A recent blog post by Wikibon (The 11 Largest Data Breaches in History) chronicles a series of the most recent information security events know as a data breach. A data breach is the unintentional release of sensitive information to an untrusted environment. Other terms for this phenomenon include [unintentional] information disclosure and data leakage.
Cost of Data Leakage on the Increase
A recent industry study estimated that the average cost of a data breach grew to $202 per record compromised, an increase of 2.5 percent since 2007 ($197 per record). The average total cost per reporting company was more than $6.6 million per breach. For large enterprises, data breaches often constitute an expensive headache in terms of direct costs, productivity loss, and a tarnished brand. For midtier organizations and smaller, a data breach may represent the end of business altogether. Even with these escalating costs and risks, the efforts of CEOs, enterprise security professionals, vendors, and standards bodies have yet to put in place the right set of solutions to prevent growth in data losses.
One Tool - The Open Security Foundation
Every day, project curators and volunteers at The Open Security Foundation search news feeds, blogs, and other sources looking for data breaches, new and old. They search for incidents that need to be updated, or incidents that are not yet in the database. They add what they find to a data loss database, mail out members, and Tweet the breach out to Twitter. The goals of the OSF are to:
- Improve awareness of data security and identity theft threats to consumers;
- Provide accurate, no bias statistics to the industry to assist in risk management decision-making;
- Provide trend data to help inform consumer protection regulations and assist legislators and citizens in measuring the effectiveness of breach notification laws, and;
- Gain a better understanding of the effects of, and effectiveness of data-breach controls.

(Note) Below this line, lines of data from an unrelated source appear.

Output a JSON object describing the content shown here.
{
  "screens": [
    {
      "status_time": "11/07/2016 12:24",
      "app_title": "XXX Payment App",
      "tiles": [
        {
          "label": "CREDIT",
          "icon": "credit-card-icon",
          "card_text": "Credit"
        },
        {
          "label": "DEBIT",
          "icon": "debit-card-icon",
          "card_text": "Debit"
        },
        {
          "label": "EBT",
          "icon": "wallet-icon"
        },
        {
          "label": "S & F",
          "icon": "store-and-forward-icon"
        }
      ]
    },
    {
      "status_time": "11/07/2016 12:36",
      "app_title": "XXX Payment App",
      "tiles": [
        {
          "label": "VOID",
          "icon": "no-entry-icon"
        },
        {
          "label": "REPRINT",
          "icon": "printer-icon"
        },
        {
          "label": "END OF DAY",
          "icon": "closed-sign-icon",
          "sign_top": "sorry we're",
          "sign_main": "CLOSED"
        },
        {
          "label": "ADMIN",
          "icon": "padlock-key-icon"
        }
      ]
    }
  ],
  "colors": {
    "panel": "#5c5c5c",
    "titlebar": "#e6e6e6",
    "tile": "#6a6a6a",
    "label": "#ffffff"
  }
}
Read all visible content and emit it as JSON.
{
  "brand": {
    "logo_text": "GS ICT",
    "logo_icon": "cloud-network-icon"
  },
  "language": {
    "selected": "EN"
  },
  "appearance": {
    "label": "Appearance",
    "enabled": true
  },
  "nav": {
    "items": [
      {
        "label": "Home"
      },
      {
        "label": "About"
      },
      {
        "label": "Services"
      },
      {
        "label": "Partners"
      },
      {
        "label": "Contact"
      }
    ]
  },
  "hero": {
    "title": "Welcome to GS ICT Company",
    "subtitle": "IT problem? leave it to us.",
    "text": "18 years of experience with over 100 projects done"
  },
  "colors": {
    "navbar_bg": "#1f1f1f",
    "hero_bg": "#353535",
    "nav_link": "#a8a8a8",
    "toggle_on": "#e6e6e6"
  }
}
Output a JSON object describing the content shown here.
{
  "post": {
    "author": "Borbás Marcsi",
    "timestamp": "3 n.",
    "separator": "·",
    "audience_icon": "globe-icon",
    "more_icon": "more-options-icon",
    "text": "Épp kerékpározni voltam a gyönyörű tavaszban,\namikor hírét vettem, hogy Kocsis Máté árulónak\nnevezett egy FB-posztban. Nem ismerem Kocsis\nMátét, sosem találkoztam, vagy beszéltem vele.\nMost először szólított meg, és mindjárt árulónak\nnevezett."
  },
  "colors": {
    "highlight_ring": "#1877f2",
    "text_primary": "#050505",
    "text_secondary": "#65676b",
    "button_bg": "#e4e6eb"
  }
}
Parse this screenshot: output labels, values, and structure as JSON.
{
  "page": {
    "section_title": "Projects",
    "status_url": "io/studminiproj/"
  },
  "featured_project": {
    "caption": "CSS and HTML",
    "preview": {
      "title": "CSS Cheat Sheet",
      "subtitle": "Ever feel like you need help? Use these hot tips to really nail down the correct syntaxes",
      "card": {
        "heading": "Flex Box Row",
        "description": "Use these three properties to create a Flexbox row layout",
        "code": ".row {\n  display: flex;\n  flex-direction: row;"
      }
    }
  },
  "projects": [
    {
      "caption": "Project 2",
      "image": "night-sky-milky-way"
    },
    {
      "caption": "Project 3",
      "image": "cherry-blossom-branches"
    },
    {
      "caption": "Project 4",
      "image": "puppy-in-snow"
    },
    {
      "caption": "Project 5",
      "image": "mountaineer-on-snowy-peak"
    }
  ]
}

Action Item: More attention and innovation is needed to properly control and manage the confidentiality, integrity, and availability of corporate and personal information. CIOs and CISOs should integrate the data of the Open Security Foundation into their overall information assurance strategy and use this to inform the deployment of firewalls, DLP filters, database security, and auditing systems, PCI compliance reviews, encryption technologies, and other tools to effectively slow the flow of privileged information to the outside world.